[Exercise] What you give back must match the records below exactly.

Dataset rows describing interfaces
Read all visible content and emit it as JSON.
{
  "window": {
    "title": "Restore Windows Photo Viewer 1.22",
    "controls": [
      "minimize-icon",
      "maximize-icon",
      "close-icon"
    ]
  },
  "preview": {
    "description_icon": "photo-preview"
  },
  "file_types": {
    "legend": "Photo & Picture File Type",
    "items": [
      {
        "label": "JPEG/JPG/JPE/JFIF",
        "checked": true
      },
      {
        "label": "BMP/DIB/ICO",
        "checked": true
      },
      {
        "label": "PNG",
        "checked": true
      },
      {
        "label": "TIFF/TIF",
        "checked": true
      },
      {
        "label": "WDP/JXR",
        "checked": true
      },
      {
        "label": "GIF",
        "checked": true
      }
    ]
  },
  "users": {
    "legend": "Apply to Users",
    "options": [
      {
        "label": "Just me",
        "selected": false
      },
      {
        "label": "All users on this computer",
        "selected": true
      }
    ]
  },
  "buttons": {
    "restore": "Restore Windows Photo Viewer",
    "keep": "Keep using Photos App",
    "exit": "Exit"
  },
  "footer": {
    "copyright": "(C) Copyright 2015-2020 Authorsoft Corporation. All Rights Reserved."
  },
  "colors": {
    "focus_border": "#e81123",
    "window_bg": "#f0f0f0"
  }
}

[Answer to this problem]
Read all visible content and emit it as JSON.
{
  "window": {
    "title": "Restore Windows Photo Viewer 1.22",
    "controls": [
      "minimize-icon",
      "maximize-icon",
      "close-icon"
    ]
  },
  "preview": {
    "description_icon": "photo-preview"
  },
  "file_types": {
    "legend": "Photo & Picture File Type",
    "items": [
      {
        "label": "JPEG/JPG/JPE/JFIF",
        "checked": true
      },
      {
        "label": "BMP/DIB/ICO",
        "checked": true
      },
      {
        "label": "PNG",
        "checked": true
      },
      {
        "label": "TIFF/TIF",
        "checked": true
      },
      {
        "label": "WDP/JXR",
        "checked": true
      },
      {
        "label": "GIF",
        "checked": true
      }
    ]
  },
  "users": {
    "legend": "Apply to Users",
    "options": [
      {
        "label": "Just me",
        "selected": false
      },
      {
        "label": "All users on this computer",
        "selected": true
      }
    ]
  },
  "buttons": {
    "restore": "Restore Windows Photo Viewer",
    "keep": "Keep using Photos App",
    "exit": "Exit"
  },
  "footer": {
    "copyright": "(C) Copyright 2015-2020 Authorsoft Corporation. All Rights Reserved."
  },
  "colors": {
    "focus_border": "#e81123",
    "window_bg": "#f0f0f0"
  }
}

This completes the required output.